── RECORDS TO PROCESS

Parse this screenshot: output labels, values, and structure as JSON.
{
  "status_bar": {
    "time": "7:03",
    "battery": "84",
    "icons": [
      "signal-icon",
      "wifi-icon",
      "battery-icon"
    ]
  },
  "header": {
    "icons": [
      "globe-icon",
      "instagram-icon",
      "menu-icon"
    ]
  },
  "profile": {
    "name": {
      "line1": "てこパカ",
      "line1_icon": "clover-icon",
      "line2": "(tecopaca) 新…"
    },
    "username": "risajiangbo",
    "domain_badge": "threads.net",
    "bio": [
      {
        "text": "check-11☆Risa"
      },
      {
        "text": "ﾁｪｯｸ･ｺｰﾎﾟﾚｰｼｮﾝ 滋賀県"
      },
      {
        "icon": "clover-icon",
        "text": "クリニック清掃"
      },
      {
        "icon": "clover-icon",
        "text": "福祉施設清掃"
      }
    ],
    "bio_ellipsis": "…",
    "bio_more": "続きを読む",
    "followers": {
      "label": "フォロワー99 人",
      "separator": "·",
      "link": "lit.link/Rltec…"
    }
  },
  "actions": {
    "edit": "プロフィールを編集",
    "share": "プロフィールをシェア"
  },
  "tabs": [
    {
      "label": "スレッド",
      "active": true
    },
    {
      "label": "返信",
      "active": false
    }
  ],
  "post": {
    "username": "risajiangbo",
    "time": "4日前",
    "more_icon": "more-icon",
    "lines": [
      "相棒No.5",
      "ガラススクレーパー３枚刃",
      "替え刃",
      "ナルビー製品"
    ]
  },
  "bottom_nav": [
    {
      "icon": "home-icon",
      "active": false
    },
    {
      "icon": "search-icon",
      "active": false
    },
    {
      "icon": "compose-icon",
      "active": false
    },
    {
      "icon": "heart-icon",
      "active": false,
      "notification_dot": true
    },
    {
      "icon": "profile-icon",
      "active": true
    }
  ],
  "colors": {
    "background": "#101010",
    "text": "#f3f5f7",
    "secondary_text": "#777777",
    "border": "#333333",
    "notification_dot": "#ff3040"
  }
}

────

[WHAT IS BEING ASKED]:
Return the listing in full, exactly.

[SOLUTION TO THE PROBLEM]:
Parse this screenshot: output labels, values, and structure as JSON.
{
  "status_bar": {
    "time": "7:03",
    "battery": "84",
    "icons": [
      "signal-icon",
      "wifi-icon",
      "battery-icon"
    ]
  },
  "header": {
    "icons": [
      "globe-icon",
      "instagram-icon",
      "menu-icon"
    ]
  },
  "profile": {
    "name": {
      "line1": "てこパカ",
      "line1_icon": "clover-icon",
      "line2": "(tecopaca) 新…"
    },
    "username": "risajiangbo",
    "domain_badge": "threads.net",
    "bio": [
      {
        "text": "check-11☆Risa"
      },
      {
        "text": "ﾁｪｯｸ･ｺｰﾎﾟﾚｰｼｮﾝ 滋賀県"
      },
      {
        "icon": "clover-icon",
        "text": "クリニック清掃"
      },
      {
        "icon": "clover-icon",
        "text": "福祉施設清掃"
      }
    ],
    "bio_ellipsis": "…",
    "bio_more": "続きを読む",
    "followers": {
      "label": "フォロワー99 人",
      "separator": "·",
      "link": "lit.link/Rltec…"
    }
  },
  "actions": {
    "edit": "プロフィールを編集",
    "share": "プロフィールをシェア"
  },
  "tabs": [
    {
      "label": "スレッド",
      "active": true
    },
    {
      "label": "返信",
      "active": false
    }
  ],
  "post": {
    "username": "risajiangbo",
    "time": "4日前",
    "more_icon": "more-icon",
    "lines": [
      "相棒No.5",
      "ガラススクレーパー３枚刃",
      "替え刃",
      "ナルビー製品"
    ]
  },
  "bottom_nav": [
    {
      "icon": "home-icon",
      "active": false
    },
    {
      "icon": "search-icon",
      "active": false
    },
    {
      "icon": "compose-icon",
      "active": false
    },
    {
      "icon": "heart-icon",
      "active": false,
      "notification_dot": true
    },
    {
      "icon": "profile-icon",
      "active": true
    }
  ],
  "colors": {
    "background": "#101010",
    "text": "#f3f5f7",
    "secondary_text": "#777777",
    "border": "#333333",
    "notification_dot": "#ff3040"
  }
}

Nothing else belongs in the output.